• _Problem description_
In the copy, include every entry exactly but none of its images.

• _Extracted records_
━━━━━━━━━━
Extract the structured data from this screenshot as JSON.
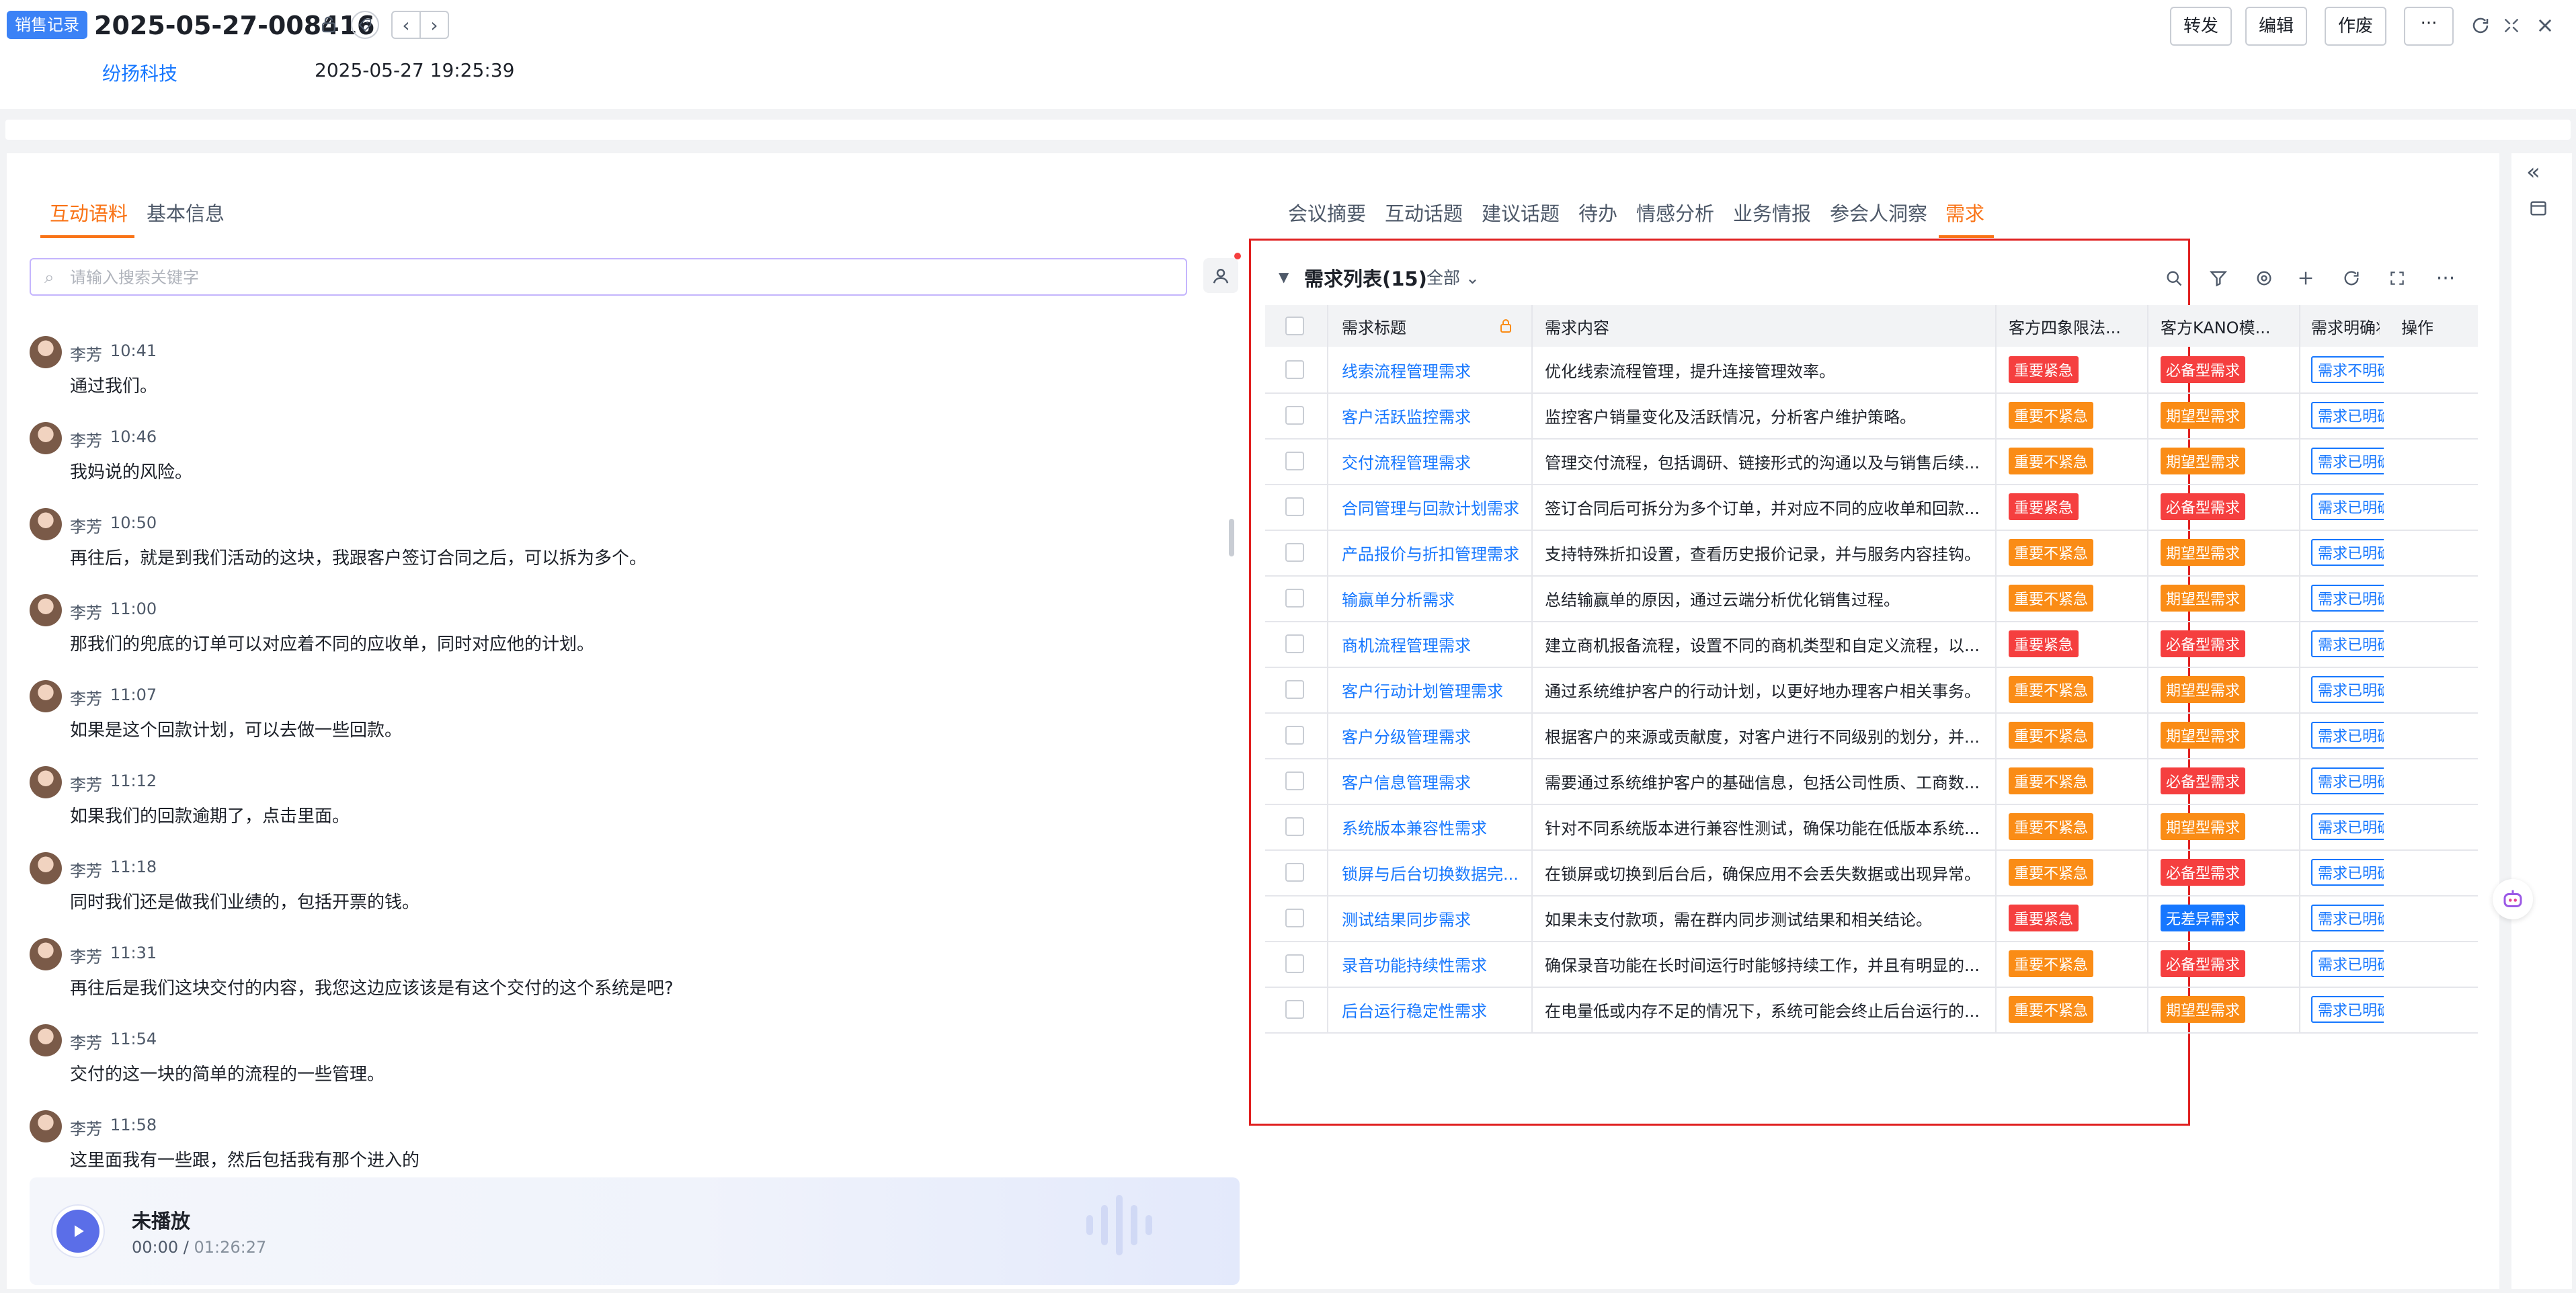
{
  "header": {
    "record_tag": "销售记录",
    "record_id": "2025-05-27-008416",
    "company": "纷扬科技",
    "datetime": "2025-05-27 19:25:39",
    "buttons": {
      "forward": "转发",
      "edit": "编辑",
      "void": "作废",
      "more": "···"
    },
    "icons": [
      "lock-icon",
      "tag-icon",
      "prev-icon",
      "next-icon",
      "refresh-icon",
      "fullscreen-icon",
      "close-icon"
    ]
  },
  "left_tabs": [
    {
      "label": "互动语料",
      "active": true
    },
    {
      "label": "基本信息",
      "active": false
    }
  ],
  "search": {
    "placeholder": "请输入搜索关键字",
    "value": ""
  },
  "messages": [
    {
      "speaker": "李芳",
      "time": "10:41",
      "text": "通过我们。"
    },
    {
      "speaker": "李芳",
      "time": "10:46",
      "text": "我妈说的风险。"
    },
    {
      "speaker": "李芳",
      "time": "10:50",
      "text": "再往后，就是到我们活动的这块，我跟客户签订合同之后，可以拆为多个。"
    },
    {
      "speaker": "李芳",
      "time": "11:00",
      "text": "那我们的兜底的订单可以对应着不同的应收单，同时对应他的计划。"
    },
    {
      "speaker": "李芳",
      "time": "11:07",
      "text": "如果是这个回款计划，可以去做一些回款。"
    },
    {
      "speaker": "李芳",
      "time": "11:12",
      "text": "如果我们的回款逾期了，点击里面。"
    },
    {
      "speaker": "李芳",
      "time": "11:18",
      "text": "同时我们还是做我们业绩的，包括开票的钱。"
    },
    {
      "speaker": "李芳",
      "time": "11:31",
      "text": "再往后是我们这块交付的内容，我您这边应该该是有这个交付的这个系统是吧?"
    },
    {
      "speaker": "李芳",
      "time": "11:54",
      "text": "交付的这一块的简单的流程的一些管理。"
    },
    {
      "speaker": "李芳",
      "time": "11:58",
      "text": "这里面我有一些跟，然后包括我有那个进入的"
    }
  ],
  "player": {
    "status": "未播放",
    "current": "00:00",
    "separator": " / ",
    "total": "01:26:27"
  },
  "right_tabs": [
    {
      "label": "会议摘要",
      "active": false
    },
    {
      "label": "互动话题",
      "active": false
    },
    {
      "label": "建议话题",
      "active": false
    },
    {
      "label": "待办",
      "active": false
    },
    {
      "label": "情感分析",
      "active": false
    },
    {
      "label": "业务情报",
      "active": false
    },
    {
      "label": "参会人洞察",
      "active": false
    },
    {
      "label": "需求",
      "active": true
    }
  ],
  "requirements": {
    "title": "需求列表(15)",
    "filter": "全部",
    "columns": [
      "需求标题",
      "需求内容",
      "客方四象限法...",
      "客方KANO模...",
      "需求明确状",
      "操作"
    ],
    "rows": [
      {
        "title": "线索流程管理需求",
        "content": "优化线索流程管理，提升连接管理效率。",
        "quadrant": "重要紧急",
        "kano": "必备型需求",
        "status": "需求不明确"
      },
      {
        "title": "客户活跃监控需求",
        "content": "监控客户销量变化及活跃情况，分析客户维护策略。",
        "quadrant": "重要不紧急",
        "kano": "期望型需求",
        "status": "需求已明确"
      },
      {
        "title": "交付流程管理需求",
        "content": "管理交付流程，包括调研、链接形式的沟通以及与销售后续...",
        "quadrant": "重要不紧急",
        "kano": "期望型需求",
        "status": "需求已明确"
      },
      {
        "title": "合同管理与回款计划需求",
        "content": "签订合同后可拆分为多个订单，并对应不同的应收单和回款...",
        "quadrant": "重要紧急",
        "kano": "必备型需求",
        "status": "需求已明确"
      },
      {
        "title": "产品报价与折扣管理需求",
        "content": "支持特殊折扣设置，查看历史报价记录，并与服务内容挂钩。",
        "quadrant": "重要不紧急",
        "kano": "期望型需求",
        "status": "需求已明确"
      },
      {
        "title": "输赢单分析需求",
        "content": "总结输赢单的原因，通过云端分析优化销售过程。",
        "quadrant": "重要不紧急",
        "kano": "期望型需求",
        "status": "需求已明确"
      },
      {
        "title": "商机流程管理需求",
        "content": "建立商机报备流程，设置不同的商机类型和自定义流程，以...",
        "quadrant": "重要紧急",
        "kano": "必备型需求",
        "status": "需求已明确"
      },
      {
        "title": "客户行动计划管理需求",
        "content": "通过系统维护客户的行动计划，以更好地办理客户相关事务。",
        "quadrant": "重要不紧急",
        "kano": "期望型需求",
        "status": "需求已明确"
      },
      {
        "title": "客户分级管理需求",
        "content": "根据客户的来源或贡献度，对客户进行不同级别的划分，并...",
        "quadrant": "重要不紧急",
        "kano": "期望型需求",
        "status": "需求已明确"
      },
      {
        "title": "客户信息管理需求",
        "content": "需要通过系统维护客户的基础信息，包括公司性质、工商数...",
        "quadrant": "重要不紧急",
        "kano": "必备型需求",
        "status": "需求已明确"
      },
      {
        "title": "系统版本兼容性需求",
        "content": "针对不同系统版本进行兼容性测试，确保功能在低版本系统...",
        "quadrant": "重要不紧急",
        "kano": "期望型需求",
        "status": "需求已明确"
      },
      {
        "title": "锁屏与后台切换数据完...",
        "content": "在锁屏或切换到后台后，确保应用不会丢失数据或出现异常。",
        "quadrant": "重要不紧急",
        "kano": "必备型需求",
        "status": "需求已明确"
      },
      {
        "title": "测试结果同步需求",
        "content": "如果未支付款项，需在群内同步测试结果和相关结论。",
        "quadrant": "重要紧急",
        "kano": "无差异需求",
        "status": "需求已明确"
      },
      {
        "title": "录音功能持续性需求",
        "content": "确保录音功能在长时间运行时能够持续工作，并且有明显的...",
        "quadrant": "重要不紧急",
        "kano": "必备型需求",
        "status": "需求已明确"
      },
      {
        "title": "后台运行稳定性需求",
        "content": "在电量低或内存不足的情况下，系统可能会终止后台运行的...",
        "quadrant": "重要不紧急",
        "kano": "期望型需求",
        "status": "需求已明确"
      }
    ]
  },
  "colors": {
    "accent": "#f97316",
    "link": "#1677ff",
    "urgent": "#f53f3f",
    "non_urgent": "#fa8c16",
    "frame": "#e02020"
  }
}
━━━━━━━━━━
• _Finished task_
Extract the structured data from this screenshot as JSON.
{
  "header": {
    "record_tag": "销售记录",
    "record_id": "2025-05-27-008416",
    "company": "纷扬科技",
    "datetime": "2025-05-27 19:25:39",
    "buttons": {
      "forward": "转发",
      "edit": "编辑",
      "void": "作废",
      "more": "···"
    },
    "icons": [
      "lock-icon",
      "tag-icon",
      "prev-icon",
      "next-icon",
      "refresh-icon",
      "fullscreen-icon",
      "close-icon"
    ]
  },
  "left_tabs": [
    {
      "label": "互动语料",
      "active": true
    },
    {
      "label": "基本信息",
      "active": false
    }
  ],
  "search": {
    "placeholder": "请输入搜索关键字",
    "value": ""
  },
  "messages": [
    {
      "speaker": "李芳",
      "time": "10:41",
      "text": "通过我们。"
    },
    {
      "speaker": "李芳",
      "time": "10:46",
      "text": "我妈说的风险。"
    },
    {
      "speaker": "李芳",
      "time": "10:50",
      "text": "再往后，就是到我们活动的这块，我跟客户签订合同之后，可以拆为多个。"
    },
    {
      "speaker": "李芳",
      "time": "11:00",
      "text": "那我们的兜底的订单可以对应着不同的应收单，同时对应他的计划。"
    },
    {
      "speaker": "李芳",
      "time": "11:07",
      "text": "如果是这个回款计划，可以去做一些回款。"
    },
    {
      "speaker": "李芳",
      "time": "11:12",
      "text": "如果我们的回款逾期了，点击里面。"
    },
    {
      "speaker": "李芳",
      "time": "11:18",
      "text": "同时我们还是做我们业绩的，包括开票的钱。"
    },
    {
      "speaker": "李芳",
      "time": "11:31",
      "text": "再往后是我们这块交付的内容，我您这边应该该是有这个交付的这个系统是吧?"
    },
    {
      "speaker": "李芳",
      "time": "11:54",
      "text": "交付的这一块的简单的流程的一些管理。"
    },
    {
      "speaker": "李芳",
      "time": "11:58",
      "text": "这里面我有一些跟，然后包括我有那个进入的"
    }
  ],
  "player": {
    "status": "未播放",
    "current": "00:00",
    "separator": " / ",
    "total": "01:26:27"
  },
  "right_tabs": [
    {
      "label": "会议摘要",
      "active": false
    },
    {
      "label": "互动话题",
      "active": false
    },
    {
      "label": "建议话题",
      "active": false
    },
    {
      "label": "待办",
      "active": false
    },
    {
      "label": "情感分析",
      "active": false
    },
    {
      "label": "业务情报",
      "active": false
    },
    {
      "label": "参会人洞察",
      "active": false
    },
    {
      "label": "需求",
      "active": true
    }
  ],
  "requirements": {
    "title": "需求列表(15)",
    "filter": "全部",
    "columns": [
      "需求标题",
      "需求内容",
      "客方四象限法...",
      "客方KANO模...",
      "需求明确状",
      "操作"
    ],
    "rows": [
      {
        "title": "线索流程管理需求",
        "content": "优化线索流程管理，提升连接管理效率。",
        "quadrant": "重要紧急",
        "kano": "必备型需求",
        "status": "需求不明确"
      },
      {
        "title": "客户活跃监控需求",
        "content": "监控客户销量变化及活跃情况，分析客户维护策略。",
        "quadrant": "重要不紧急",
        "kano": "期望型需求",
        "status": "需求已明确"
      },
      {
        "title": "交付流程管理需求",
        "content": "管理交付流程，包括调研、链接形式的沟通以及与销售后续...",
        "quadrant": "重要不紧急",
        "kano": "期望型需求",
        "status": "需求已明确"
      },
      {
        "title": "合同管理与回款计划需求",
        "content": "签订合同后可拆分为多个订单，并对应不同的应收单和回款...",
        "quadrant": "重要紧急",
        "kano": "必备型需求",
        "status": "需求已明确"
      },
      {
        "title": "产品报价与折扣管理需求",
        "content": "支持特殊折扣设置，查看历史报价记录，并与服务内容挂钩。",
        "quadrant": "重要不紧急",
        "kano": "期望型需求",
        "status": "需求已明确"
      },
      {
        "title": "输赢单分析需求",
        "content": "总结输赢单的原因，通过云端分析优化销售过程。",
        "quadrant": "重要不紧急",
        "kano": "期望型需求",
        "status": "需求已明确"
      },
      {
        "title": "商机流程管理需求",
        "content": "建立商机报备流程，设置不同的商机类型和自定义流程，以...",
        "quadrant": "重要紧急",
        "kano": "必备型需求",
        "status": "需求已明确"
      },
      {
        "title": "客户行动计划管理需求",
        "content": "通过系统维护客户的行动计划，以更好地办理客户相关事务。",
        "quadrant": "重要不紧急",
        "kano": "期望型需求",
        "status": "需求已明确"
      },
      {
        "title": "客户分级管理需求",
        "content": "根据客户的来源或贡献度，对客户进行不同级别的划分，并...",
        "quadrant": "重要不紧急",
        "kano": "期望型需求",
        "status": "需求已明确"
      },
      {
        "title": "客户信息管理需求",
        "content": "需要通过系统维护客户的基础信息，包括公司性质、工商数...",
        "quadrant": "重要不紧急",
        "kano": "必备型需求",
        "status": "需求已明确"
      },
      {
        "title": "系统版本兼容性需求",
        "content": "针对不同系统版本进行兼容性测试，确保功能在低版本系统...",
        "quadrant": "重要不紧急",
        "kano": "期望型需求",
        "status": "需求已明确"
      },
      {
        "title": "锁屏与后台切换数据完...",
        "content": "在锁屏或切换到后台后，确保应用不会丢失数据或出现异常。",
        "quadrant": "重要不紧急",
        "kano": "必备型需求",
        "status": "需求已明确"
      },
      {
        "title": "测试结果同步需求",
        "content": "如果未支付款项，需在群内同步测试结果和相关结论。",
        "quadrant": "重要紧急",
        "kano": "无差异需求",
        "status": "需求已明确"
      },
      {
        "title": "录音功能持续性需求",
        "content": "确保录音功能在长时间运行时能够持续工作，并且有明显的...",
        "quadrant": "重要不紧急",
        "kano": "必备型需求",
        "status": "需求已明确"
      },
      {
        "title": "后台运行稳定性需求",
        "content": "在电量低或内存不足的情况下，系统可能会终止后台运行的...",
        "quadrant": "重要不紧急",
        "kano": "期望型需求",
        "status": "需求已明确"
      }
    ]
  },
  "colors": {
    "accent": "#f97316",
    "link": "#1677ff",
    "urgent": "#f53f3f",
    "non_urgent": "#fa8c16",
    "frame": "#e02020"
  }
}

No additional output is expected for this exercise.